BC: What drives your artistic process? How do you go about creating and conceiving a new project?
MR: Definitely nature, the relationships with passionate people, and in general peace. When I feel good, in a place I really like, my mind starts creating and conceives an idea. I can not quite explain it, because I do not know how it happens. It is something automatic perhaps, I am still learning to go from the initial inspiration to the practical realization of the idea. Ideas are not immediate. It takes time, energy and a lot of patience.

BC: What are your favourite photographic genres to explore at the moment?
MR: To be honest, I am still studying so I would not say I focus only on one genre. I started as a street photographer, but I have been drawn to exploring more styles. Professionally, my interests are oriented towards product, gastronomic and architecture photography. It is still a work in progress, but I am using all my free time to train and hopefully become a professional photographer in the next few years. My biggest dream would be to combine my social studies with the art of photography.

BC: You are currently pursuing a degree in Political and Social Science, Communication and Society. How does that tie in with your visual work?
MR: In my academic career, besides the economic and sociological aspects, I have been able to study subjects related to the audiovisual sector. Photography was born as a hobby that I would like to cultivate also professionally. I took many many courses and I am still learning, but there is nothing like continuous exercise and experimentation. I am strongly convinced that Photography is an ongoing process for everyone.
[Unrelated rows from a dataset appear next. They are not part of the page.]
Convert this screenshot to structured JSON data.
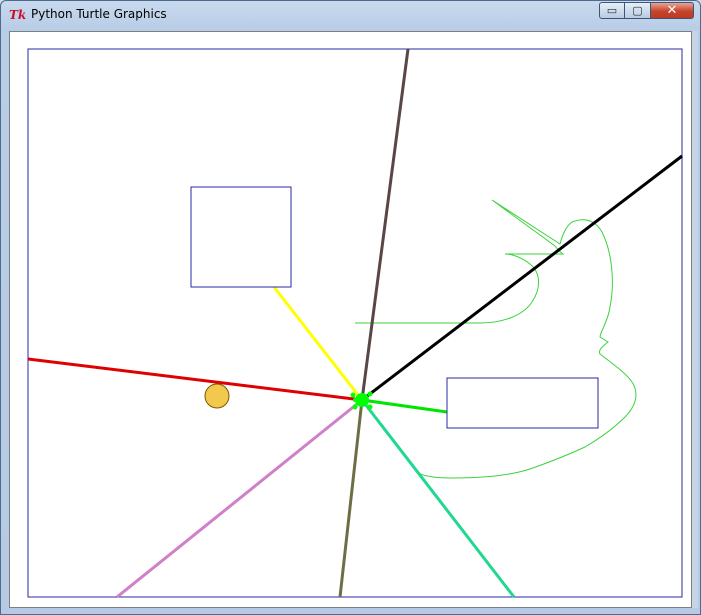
{
  "window": {
    "title": "Python Turtle Graphics",
    "app_icon_text": "Tk",
    "controls": {
      "minimize": "▭",
      "maximize": "▢",
      "close": "✕"
    }
  },
  "canvas": {
    "background": "#ffffff",
    "border_color": "#2929a3",
    "turtle_color": "#00ff00",
    "emoji_face": "😜",
    "ray_colors": {
      "red": "#e00000",
      "brown": "#5a4646",
      "black": "#000000",
      "green": "#00e600",
      "teal": "#20d890",
      "olive": "#6e6e46",
      "pink": "#d080c8",
      "yellow": "#ffff00"
    },
    "squiggle_color": "#3cd23c",
    "box_color": "#2929a3"
  }
}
BC: Do you work exclusively with photography or does your artistic practice extend to include other media as well?
MR: When I was a child I used to draw a lot. I was 7 years old when I attended a course in atelier, it was about painting, something for kids. I love painting but now I am not used to it anymore. I hope that soon I will be back at it, it is magic, a therapeutic craft.

BC: Was there any important experience that significantly impacted your artistic vision? Perhaps a trip, a course.
MR: I think that travelling always inspires me a lot. When we were able to travel freely, close or far it does not matter, I could appreciate different realities here in Italy or around the world. With time, I know that everything I saw and visited has changed my perspective. I am not just talking about photography or creative ideas, but also about life, where I am heading to. An extremely significant experience for me was the time I spent in Mexico City in 2019. I travelled that far on my own, and, when I had just arrived, there were many new things to discover, a different situation to adapt to, people to meet. It was something that I had desired so much yet, at the same time, it felt like going to school, as I had to get used to a different reality. I understand now in retrospect that the deep relationships I established with that world and its people helped me figure out what I want to do with myself and also with photography.
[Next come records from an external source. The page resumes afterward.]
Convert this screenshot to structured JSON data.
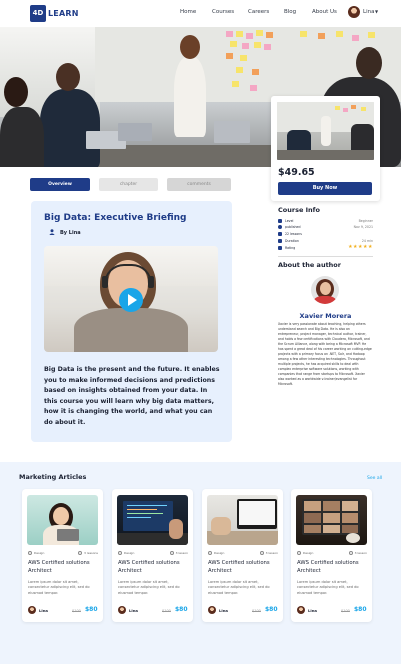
{
  "nav": {
    "logo_mark": "4D",
    "logo_text": "LEARN",
    "links": [
      "Home",
      "Courses",
      "Careers",
      "Blog",
      "About Us"
    ],
    "user_name": "Lina"
  },
  "side": {
    "price": "$49.65",
    "buy_label": "Buy Now"
  },
  "tabs": [
    "Overview",
    "chapter",
    "comments"
  ],
  "course": {
    "title": "Big Data: Executive Briefing",
    "by": "By Lina",
    "description": "Big Data is the present and the future. It enables you to make informed decisions and predictions based on insights obtained from your data. In this course you will learn why big data matters, how it is changing the world, and what you can do about it."
  },
  "course_info": {
    "heading": "Course Info",
    "rows": [
      {
        "label": "Level",
        "value": "Beginner"
      },
      {
        "label": "published",
        "value": "Nov 9, 2021"
      },
      {
        "label": "22 lessons",
        "value": ""
      },
      {
        "label": "Duration",
        "value": "24 min"
      },
      {
        "label": "Rating",
        "value": ""
      }
    ],
    "rating_stars": "★★★★★"
  },
  "author": {
    "heading": "About the author",
    "name": "Xavier Morera",
    "bio": "Xavier is very passionate about teaching, helping others understand search and Big Data. He is also an entrepreneur, project manager, technical author, trainer, and holds a few certifications with Cloudera, Microsoft, and the Scrum Alliance, along with being a Microsoft MVP. He has spent a great deal of his career working on cutting-edge projects with a primary focus on .NET, Solr, and Hadoop among a few other interesting technologies. Throughout multiple projects, he has acquired skills to deal with complex enterprise software solutions, working with companies that range from startups to Microsoft. Xavier also worked as a worldwide v-trainer/evangelist for Microsoft."
  },
  "articles": {
    "heading": "Marketing Articles",
    "see_all": "See all",
    "cards": [
      {
        "cat": "Design",
        "lessons": "3 lessons",
        "title": "AWS Certified solutions Architect",
        "desc": "Lorem ipsum dolor sit amet, consectetur adipiscing elit, sed do eiusmod tempor.",
        "author": "Lina",
        "old": "$100",
        "new": "$80"
      },
      {
        "cat": "Design",
        "lessons": "3 lesson",
        "title": "AWS Certified solutions Architect",
        "desc": "Lorem ipsum dolor sit amet, consectetur adipiscing elit, sed do eiusmod tempor.",
        "author": "Lina",
        "old": "$100",
        "new": "$80"
      },
      {
        "cat": "Design",
        "lessons": "3 lesson",
        "title": "AWS Certified solutions Architect",
        "desc": "Lorem ipsum dolor sit amet, consectetur adipiscing elit, sed do eiusmod tempor.",
        "author": "Lina",
        "old": "$100",
        "new": "$80"
      },
      {
        "cat": "Design",
        "lessons": "3 lesson",
        "title": "AWS Certified solutions Architect",
        "desc": "Lorem ipsum dolor sit amet, consectetur adipiscing elit, sed do eiusmod tempor.",
        "author": "Lina",
        "old": "$100",
        "new": "$80"
      }
    ]
  },
  "colors": {
    "brand": "#1f3c88",
    "accent": "#1aa5e8",
    "panel": "#e7f0fd",
    "stars": "#f2b01e"
  }
}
BC: Lastly, do you have any anticipations on new projects that you are working on at the moment?
MR: Until the end of this challenging situation, I will continue to express my thoughts and feelings through the connection between nature and photography. For example, I have recently been portraying my friends and their sensations when performing activities in contact with nature.
As well as being pure photographic experimentation, it is my way to ‘stay alive’, to remember that we can keep growing and that something good can come out of it, no matter the distance, fear or uncertainty.

To see Marta’s work together with the other featured artists, check out the digital exhibition Sign of the Times – live at (prints of Marta’s photographs are available for purchase on the website)

Follow the exhibition on social media (Instagram) on @relevoarts and @artgateblog

Find Marta on Instagram @martaroncalli

Published by Bianca Callegaro

Bianca Callegaro is the co-founder, editor and manager of Art Gate blog. She is currently studying History of Art with Film and Television Studies (MA) at the University of Glasgow. She is a columnist for Glasgow University Magazine and volunteers as a museum guide at the Hunterian Art Gallery.